> _WHAT THIS TASK INVOLVES_
What lines of the data hold the string "JSON"? Pull each one out.

::: DATA EXTRACT :::

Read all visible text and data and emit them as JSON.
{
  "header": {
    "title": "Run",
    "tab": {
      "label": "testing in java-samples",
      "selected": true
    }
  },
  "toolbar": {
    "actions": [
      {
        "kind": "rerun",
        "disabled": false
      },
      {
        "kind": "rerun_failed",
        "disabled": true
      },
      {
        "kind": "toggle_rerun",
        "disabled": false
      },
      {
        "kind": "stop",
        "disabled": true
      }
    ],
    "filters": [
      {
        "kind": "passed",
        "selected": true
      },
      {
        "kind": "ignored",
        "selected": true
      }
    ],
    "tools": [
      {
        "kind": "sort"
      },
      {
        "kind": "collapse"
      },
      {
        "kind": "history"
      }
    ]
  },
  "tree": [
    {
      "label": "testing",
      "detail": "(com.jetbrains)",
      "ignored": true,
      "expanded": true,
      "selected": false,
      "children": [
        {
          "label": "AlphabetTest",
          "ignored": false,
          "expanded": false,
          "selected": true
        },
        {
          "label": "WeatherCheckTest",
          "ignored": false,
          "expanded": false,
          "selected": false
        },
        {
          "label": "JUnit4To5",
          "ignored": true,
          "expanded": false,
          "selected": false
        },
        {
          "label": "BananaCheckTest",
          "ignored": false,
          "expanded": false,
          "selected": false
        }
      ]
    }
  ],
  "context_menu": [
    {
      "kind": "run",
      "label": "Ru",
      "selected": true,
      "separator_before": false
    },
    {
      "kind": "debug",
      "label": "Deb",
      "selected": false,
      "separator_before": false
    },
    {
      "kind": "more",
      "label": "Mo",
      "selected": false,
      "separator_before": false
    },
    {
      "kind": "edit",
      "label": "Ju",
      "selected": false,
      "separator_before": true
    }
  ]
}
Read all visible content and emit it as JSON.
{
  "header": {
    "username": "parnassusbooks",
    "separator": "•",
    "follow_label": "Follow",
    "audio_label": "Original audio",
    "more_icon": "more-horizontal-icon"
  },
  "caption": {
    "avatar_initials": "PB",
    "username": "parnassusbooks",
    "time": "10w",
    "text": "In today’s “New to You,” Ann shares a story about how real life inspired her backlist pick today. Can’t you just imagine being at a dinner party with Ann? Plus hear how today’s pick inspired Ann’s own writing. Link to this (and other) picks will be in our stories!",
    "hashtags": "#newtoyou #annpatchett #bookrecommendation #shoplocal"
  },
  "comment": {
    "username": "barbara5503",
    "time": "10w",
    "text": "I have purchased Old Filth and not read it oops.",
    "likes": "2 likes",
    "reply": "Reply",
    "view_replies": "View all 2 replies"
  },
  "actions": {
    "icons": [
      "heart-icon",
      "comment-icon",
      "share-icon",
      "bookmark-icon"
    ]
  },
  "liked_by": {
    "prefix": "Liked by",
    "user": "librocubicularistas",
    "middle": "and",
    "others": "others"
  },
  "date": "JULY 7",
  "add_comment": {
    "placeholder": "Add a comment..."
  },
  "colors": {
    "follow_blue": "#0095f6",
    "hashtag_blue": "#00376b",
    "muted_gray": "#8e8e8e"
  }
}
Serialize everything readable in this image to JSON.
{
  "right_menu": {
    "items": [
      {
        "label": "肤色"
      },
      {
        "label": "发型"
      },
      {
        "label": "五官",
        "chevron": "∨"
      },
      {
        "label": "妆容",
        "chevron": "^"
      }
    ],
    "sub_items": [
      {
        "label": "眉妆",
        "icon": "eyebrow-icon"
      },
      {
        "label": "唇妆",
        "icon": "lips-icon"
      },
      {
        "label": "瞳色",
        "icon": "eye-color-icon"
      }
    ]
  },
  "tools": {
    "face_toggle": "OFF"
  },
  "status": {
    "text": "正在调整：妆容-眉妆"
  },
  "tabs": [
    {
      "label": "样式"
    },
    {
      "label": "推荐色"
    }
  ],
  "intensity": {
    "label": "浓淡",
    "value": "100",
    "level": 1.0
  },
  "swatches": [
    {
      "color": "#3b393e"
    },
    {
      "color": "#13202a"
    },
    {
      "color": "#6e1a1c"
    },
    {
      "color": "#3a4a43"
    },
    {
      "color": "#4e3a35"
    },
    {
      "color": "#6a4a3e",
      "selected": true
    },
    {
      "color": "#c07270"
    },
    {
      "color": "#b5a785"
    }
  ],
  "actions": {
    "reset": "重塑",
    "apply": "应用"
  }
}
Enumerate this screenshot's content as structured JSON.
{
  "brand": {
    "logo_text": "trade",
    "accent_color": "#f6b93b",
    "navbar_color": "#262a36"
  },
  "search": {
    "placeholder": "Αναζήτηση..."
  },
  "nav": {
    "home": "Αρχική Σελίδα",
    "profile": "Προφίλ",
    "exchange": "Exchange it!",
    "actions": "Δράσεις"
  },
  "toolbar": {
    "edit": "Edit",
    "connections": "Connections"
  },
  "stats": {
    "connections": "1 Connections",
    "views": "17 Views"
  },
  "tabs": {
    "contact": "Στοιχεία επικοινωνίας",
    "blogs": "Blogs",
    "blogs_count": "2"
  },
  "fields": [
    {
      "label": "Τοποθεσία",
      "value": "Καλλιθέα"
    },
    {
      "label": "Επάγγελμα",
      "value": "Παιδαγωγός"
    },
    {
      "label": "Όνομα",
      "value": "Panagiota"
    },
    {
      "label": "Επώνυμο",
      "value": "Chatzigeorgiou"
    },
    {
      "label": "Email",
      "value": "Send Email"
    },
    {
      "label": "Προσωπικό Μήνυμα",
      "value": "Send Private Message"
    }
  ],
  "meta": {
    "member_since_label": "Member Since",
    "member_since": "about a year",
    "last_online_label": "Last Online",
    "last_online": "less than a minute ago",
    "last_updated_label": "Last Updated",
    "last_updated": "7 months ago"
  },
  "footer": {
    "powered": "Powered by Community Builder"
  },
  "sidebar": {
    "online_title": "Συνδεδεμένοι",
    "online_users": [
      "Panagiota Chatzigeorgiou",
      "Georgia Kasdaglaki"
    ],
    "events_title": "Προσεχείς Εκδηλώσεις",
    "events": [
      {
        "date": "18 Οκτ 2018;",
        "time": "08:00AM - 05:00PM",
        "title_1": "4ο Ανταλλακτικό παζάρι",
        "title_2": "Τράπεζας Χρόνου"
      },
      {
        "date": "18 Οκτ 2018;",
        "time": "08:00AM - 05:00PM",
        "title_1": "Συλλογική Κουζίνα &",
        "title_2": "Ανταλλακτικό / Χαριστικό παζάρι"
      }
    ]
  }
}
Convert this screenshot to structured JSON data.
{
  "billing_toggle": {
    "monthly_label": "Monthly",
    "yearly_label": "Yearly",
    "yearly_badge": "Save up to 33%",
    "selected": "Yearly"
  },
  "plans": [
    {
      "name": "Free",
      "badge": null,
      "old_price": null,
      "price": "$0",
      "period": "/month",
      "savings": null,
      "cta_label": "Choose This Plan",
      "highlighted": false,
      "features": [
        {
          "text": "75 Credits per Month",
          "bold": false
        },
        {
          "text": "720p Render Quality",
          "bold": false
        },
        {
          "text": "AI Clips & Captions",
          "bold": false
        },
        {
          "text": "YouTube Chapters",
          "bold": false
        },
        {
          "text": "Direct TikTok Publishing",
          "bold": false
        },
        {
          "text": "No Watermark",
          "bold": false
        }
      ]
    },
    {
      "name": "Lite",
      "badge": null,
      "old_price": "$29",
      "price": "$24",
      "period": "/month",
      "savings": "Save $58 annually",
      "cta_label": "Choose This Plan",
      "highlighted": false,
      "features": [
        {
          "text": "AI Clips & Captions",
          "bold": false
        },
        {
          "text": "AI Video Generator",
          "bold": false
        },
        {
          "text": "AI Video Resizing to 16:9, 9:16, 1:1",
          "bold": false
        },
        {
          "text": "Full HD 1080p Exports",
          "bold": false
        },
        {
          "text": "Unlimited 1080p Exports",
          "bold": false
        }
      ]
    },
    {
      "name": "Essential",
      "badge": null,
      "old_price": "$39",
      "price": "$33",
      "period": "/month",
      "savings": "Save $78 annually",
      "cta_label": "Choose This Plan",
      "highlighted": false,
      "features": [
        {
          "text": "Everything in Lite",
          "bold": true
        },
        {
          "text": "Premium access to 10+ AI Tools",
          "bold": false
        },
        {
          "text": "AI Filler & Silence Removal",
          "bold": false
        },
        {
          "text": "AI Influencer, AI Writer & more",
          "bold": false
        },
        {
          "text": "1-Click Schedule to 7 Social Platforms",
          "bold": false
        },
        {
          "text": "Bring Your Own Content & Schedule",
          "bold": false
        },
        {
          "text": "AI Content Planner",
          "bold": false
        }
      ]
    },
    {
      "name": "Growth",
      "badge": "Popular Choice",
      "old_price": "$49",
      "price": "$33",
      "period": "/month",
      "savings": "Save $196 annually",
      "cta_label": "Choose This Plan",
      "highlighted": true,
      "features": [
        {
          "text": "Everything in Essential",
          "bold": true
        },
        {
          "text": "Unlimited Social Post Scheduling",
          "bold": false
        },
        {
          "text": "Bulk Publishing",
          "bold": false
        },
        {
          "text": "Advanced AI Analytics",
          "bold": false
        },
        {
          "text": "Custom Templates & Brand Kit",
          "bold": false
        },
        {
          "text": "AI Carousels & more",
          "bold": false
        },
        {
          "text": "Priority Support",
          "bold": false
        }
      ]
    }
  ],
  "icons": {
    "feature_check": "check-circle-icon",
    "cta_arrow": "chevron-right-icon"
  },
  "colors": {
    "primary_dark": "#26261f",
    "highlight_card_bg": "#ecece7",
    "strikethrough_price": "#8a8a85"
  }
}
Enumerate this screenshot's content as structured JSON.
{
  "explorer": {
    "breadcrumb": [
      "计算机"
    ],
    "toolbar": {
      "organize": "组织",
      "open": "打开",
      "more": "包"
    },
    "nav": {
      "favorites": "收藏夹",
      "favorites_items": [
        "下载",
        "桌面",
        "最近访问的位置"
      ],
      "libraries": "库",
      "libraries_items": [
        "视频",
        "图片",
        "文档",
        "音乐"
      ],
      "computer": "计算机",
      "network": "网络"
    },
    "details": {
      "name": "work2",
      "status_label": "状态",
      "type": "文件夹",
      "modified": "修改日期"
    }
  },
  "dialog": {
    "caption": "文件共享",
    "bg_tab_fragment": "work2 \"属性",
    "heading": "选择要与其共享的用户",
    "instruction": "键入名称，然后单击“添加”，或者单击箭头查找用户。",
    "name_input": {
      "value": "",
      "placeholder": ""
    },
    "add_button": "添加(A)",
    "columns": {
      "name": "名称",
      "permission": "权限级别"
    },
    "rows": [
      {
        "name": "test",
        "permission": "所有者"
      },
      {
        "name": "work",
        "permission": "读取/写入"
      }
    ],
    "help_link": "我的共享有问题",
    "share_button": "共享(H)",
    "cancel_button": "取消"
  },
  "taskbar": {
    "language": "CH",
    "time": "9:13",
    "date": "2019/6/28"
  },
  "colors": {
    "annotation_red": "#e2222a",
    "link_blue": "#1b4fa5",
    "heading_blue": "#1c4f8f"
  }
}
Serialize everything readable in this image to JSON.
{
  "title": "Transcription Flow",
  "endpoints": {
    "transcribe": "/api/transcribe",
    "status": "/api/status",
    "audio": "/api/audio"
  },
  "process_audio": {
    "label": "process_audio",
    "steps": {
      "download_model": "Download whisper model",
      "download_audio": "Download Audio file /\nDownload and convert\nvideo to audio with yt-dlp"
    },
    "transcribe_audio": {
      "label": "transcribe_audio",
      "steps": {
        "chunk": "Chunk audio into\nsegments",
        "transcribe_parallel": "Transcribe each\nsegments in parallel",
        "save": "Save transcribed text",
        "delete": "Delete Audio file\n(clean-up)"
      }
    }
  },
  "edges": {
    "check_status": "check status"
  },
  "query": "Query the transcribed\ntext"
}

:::

> _RESULT_
Read all visible text and data and emit them as JSON.
Read all visible content and emit it as JSON.
Serialize everything readable in this image to JSON.
Enumerate this screenshot's content as structured JSON.
Convert this screenshot to structured JSON data.
Enumerate this screenshot's content as structured JSON.
Serialize everything readable in this image to JSON.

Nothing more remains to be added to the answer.